Serenata – Mormorante di tenere desio
Serenata – L’aere imbruna
Il mio canto
L’Arlesiana – Una mattina m’apriron nella stanza
Serenata in E minor
Romanza in A
Mefistofele – Giunto sul passo estremo
Expressions lyriques—Mélodies avec déclamation rythmée – V: La dernière lettre de Werther à Charlotte
Werther – Pourquoi me réveiller
Non t’amo più
L’alba separa dalla luce l’ombra
Sopra un’aria antica
L’Arlesiana – É la solita storia del pastore
Giuseppe Filianoti (tenor) & Iain Burnside (piano)
Reviewed by: Richard Nicholson
Reviewed: 11 March, 2014
Venue: Wigmore Hall, London
A thoroughly original idea was to devote a major part of the first half to songs by Cilea. These are no masterpieces but the interaction of, for example, the gritty piano accompaniment and the lyrical vocal line of the opening ‘Serenata’ suggests an almost Schubertian synthesis of musical resources. That an opera composer should identify that the Italian Art Song tradition had been bubbling away beneath the surface during the half-century while opera held sway and bring it back to life is much to Cilea’s credit.
How refreshing to hear the conventions of the nautical love-song retrieved with such charm in blending gentle lyricism with full-throated passion. But some items suffered from Filianoti’s tentative singing. In truth he was not in good voice. Some attempts to hold sustained notes degenerated into a perceptible wobble. As it happens we were offered two piano solos, both played by Iain Burnside with disciplined artistry.
If the tenor did less than absolute justice to the Cilea songs, he should take personal satisfaction for having discovered an original aria from L’Arlesiana to complement the well-known one, which Filianoti sang to round-off the evening. Such findings tend to disappoint, but not here. He seemed inspired by the words, which describe the hero throwing open the windows and filling his lungs with a scented breeze from the Rhone valley, which then intoxicatingly spreads through his whole body. The music enacts his elation and the voice maintains a high line.
I appreciate the initiative involved in preceding the familiar Ossian song from Werther with the rather experimental, part-sung, part-recited enactment of Werther’s final letter to Charlotte. It can dramatically turn the passage into a kind of scena but here remained rather an oddity.
Throughout the first half a slight harshness in Filianoti’s tone was too apparent. A career-threatening malignancy of the thyroid gland discovered in 2007 interrupted his vocal development for two years, from which he recovered through self-healing but the freshness and youthfulness of sound which had featured early in his career seem to have been compromised, and frustratingly he seemed reluctant to sing softly.

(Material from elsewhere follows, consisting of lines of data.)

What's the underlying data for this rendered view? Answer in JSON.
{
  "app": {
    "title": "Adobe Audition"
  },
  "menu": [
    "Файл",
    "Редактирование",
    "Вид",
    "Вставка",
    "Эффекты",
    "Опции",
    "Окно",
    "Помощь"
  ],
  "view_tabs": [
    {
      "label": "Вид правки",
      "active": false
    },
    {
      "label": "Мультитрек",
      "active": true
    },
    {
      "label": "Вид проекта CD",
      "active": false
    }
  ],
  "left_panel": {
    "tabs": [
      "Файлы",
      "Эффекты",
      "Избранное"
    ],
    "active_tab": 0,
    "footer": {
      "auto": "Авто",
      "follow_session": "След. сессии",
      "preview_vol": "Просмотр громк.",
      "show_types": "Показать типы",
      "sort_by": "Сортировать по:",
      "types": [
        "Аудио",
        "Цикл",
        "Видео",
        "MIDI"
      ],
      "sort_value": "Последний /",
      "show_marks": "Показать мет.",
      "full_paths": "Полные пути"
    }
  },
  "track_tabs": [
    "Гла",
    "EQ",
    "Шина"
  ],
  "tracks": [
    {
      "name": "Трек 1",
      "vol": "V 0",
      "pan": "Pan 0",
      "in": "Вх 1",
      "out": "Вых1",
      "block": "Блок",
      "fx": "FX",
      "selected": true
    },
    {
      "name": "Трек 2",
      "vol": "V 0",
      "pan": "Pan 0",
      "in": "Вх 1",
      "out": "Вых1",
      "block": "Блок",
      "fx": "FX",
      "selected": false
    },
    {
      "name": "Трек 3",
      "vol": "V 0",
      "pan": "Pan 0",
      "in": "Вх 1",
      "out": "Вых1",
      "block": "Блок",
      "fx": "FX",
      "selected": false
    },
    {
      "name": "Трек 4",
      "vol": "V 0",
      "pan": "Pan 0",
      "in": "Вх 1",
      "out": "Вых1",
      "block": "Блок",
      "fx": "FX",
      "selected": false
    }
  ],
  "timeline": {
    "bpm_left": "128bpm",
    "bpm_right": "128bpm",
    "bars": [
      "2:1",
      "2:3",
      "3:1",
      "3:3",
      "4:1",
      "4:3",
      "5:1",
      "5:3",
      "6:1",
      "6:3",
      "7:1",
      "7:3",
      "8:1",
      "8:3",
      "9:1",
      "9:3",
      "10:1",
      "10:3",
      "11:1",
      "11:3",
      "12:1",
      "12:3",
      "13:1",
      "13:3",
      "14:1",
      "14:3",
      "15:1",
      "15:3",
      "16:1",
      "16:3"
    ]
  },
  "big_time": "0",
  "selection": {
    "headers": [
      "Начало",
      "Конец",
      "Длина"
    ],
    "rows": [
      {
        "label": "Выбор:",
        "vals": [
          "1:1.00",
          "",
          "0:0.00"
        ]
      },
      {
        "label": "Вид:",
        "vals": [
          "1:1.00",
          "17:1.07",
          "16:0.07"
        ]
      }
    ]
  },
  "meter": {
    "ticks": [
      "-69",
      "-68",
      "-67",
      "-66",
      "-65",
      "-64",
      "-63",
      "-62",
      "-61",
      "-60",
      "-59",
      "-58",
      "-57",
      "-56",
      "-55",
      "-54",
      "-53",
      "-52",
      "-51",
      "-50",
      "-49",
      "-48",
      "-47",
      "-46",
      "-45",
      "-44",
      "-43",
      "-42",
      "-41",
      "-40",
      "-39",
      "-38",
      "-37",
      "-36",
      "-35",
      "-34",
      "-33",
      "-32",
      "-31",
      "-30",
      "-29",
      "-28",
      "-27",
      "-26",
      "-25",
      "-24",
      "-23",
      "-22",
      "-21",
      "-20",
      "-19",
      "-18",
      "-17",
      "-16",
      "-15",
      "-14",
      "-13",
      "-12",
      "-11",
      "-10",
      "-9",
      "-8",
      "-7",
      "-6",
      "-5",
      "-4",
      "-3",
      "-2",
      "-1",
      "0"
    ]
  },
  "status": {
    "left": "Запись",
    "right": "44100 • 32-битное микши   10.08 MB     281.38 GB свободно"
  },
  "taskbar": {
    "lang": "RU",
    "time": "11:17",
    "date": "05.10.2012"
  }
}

Fortunately, the rough edges were smoothed over in the Tosti group which began the second half. The sound was more akin to that of a youthful Alfredo or Duke of Mantua; proof of how Tosti’s music can pour balm onto a tenor’s voice! At last the brakes were released: there was plenty of voice available and even if some high notes were ducked there was plenty to stimulate the blood. The singer projected a degree of personality that had been absent before. Ultimately, though, this was no more than an average recital; unlike most in the Rosenblatt series.